(Problem to work on): Copy each line of the data that has "value" in it.

(Source material):
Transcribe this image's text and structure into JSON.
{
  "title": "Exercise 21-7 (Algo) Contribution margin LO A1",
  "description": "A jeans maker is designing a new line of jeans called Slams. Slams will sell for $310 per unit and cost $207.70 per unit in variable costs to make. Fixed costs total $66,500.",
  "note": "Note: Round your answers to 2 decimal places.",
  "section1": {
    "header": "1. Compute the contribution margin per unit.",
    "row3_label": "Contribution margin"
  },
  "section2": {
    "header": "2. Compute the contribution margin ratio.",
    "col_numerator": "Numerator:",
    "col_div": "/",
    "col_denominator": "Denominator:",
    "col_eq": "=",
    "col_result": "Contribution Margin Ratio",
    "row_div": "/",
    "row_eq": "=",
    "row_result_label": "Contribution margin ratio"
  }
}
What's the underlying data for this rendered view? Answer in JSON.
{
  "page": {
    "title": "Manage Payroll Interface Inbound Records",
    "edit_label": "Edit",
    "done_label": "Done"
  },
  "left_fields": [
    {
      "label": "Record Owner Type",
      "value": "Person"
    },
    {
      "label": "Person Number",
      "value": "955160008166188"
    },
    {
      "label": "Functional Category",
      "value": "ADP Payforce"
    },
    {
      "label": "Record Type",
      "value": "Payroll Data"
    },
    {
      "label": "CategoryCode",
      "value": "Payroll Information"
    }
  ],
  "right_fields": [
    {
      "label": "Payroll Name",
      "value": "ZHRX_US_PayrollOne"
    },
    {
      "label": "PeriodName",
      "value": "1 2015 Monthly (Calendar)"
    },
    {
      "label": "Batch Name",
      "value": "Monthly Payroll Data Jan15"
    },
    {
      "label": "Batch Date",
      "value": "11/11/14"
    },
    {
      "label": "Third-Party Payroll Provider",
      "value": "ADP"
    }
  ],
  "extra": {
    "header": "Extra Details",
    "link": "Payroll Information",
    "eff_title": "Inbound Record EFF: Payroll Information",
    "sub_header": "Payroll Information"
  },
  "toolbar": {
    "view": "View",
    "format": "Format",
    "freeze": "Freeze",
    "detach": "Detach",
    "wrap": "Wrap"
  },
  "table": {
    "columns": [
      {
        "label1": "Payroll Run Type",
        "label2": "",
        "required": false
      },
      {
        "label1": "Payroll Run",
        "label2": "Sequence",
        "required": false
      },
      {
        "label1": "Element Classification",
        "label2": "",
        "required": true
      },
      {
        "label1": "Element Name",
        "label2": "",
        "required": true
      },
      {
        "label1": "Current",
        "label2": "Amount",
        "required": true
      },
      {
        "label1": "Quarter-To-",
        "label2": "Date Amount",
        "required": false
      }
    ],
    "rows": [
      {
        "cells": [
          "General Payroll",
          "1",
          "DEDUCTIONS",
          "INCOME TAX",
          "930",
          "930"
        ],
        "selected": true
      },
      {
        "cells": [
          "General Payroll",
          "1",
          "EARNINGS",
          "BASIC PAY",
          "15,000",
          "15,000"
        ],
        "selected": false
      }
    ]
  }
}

(Solution to this task):
      "value": "Person"
      "value": "955160008166188"
      "value": "ADP Payforce"
      "value": "Payroll Data"
      "value": "Payroll Information"
      "value": "ZHRX_US_PayrollOne"
      "value": "1 2015 Monthly (Calendar)"
      "value": "Monthly Payroll Data Jan15"
      "value": "11/11/14"
      "value": "ADP"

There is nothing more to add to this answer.